Data:
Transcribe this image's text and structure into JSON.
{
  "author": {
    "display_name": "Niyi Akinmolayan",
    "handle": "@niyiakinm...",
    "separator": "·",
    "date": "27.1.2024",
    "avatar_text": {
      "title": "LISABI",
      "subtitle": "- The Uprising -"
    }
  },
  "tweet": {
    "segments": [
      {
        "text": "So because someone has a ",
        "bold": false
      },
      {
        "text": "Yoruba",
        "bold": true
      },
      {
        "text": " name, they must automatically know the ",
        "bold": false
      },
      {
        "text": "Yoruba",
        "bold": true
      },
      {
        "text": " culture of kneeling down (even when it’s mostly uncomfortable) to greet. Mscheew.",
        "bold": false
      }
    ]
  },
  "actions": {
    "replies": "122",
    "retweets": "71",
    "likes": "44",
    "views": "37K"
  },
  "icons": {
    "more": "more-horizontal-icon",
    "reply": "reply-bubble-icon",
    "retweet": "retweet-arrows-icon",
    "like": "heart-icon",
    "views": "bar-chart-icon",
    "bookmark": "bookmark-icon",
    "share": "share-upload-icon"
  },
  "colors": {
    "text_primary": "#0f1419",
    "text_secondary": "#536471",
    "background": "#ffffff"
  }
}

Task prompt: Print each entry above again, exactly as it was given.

Answer box:
Transcribe this image's text and structure into JSON.
{
  "author": {
    "display_name": "Niyi Akinmolayan",
    "handle": "@niyiakinm...",
    "separator": "·",
    "date": "27.1.2024",
    "avatar_text": {
      "title": "LISABI",
      "subtitle": "- The Uprising -"
    }
  },
  "tweet": {
    "segments": [
      {
        "text": "So because someone has a ",
        "bold": false
      },
      {
        "text": "Yoruba",
        "bold": true
      },
      {
        "text": " name, they must automatically know the ",
        "bold": false
      },
      {
        "text": "Yoruba",
        "bold": true
      },
      {
        "text": " culture of kneeling down (even when it’s mostly uncomfortable) to greet. Mscheew.",
        "bold": false
      }
    ]
  },
  "actions": {
    "replies": "122",
    "retweets": "71",
    "likes": "44",
    "views": "37K"
  },
  "icons": {
    "more": "more-horizontal-icon",
    "reply": "reply-bubble-icon",
    "retweet": "retweet-arrows-icon",
    "like": "heart-icon",
    "views": "bar-chart-icon",
    "bookmark": "bookmark-icon",
    "share": "share-upload-icon"
  },
  "colors": {
    "text_primary": "#0f1419",
    "text_secondary": "#536471",
    "background": "#ffffff"
  }
}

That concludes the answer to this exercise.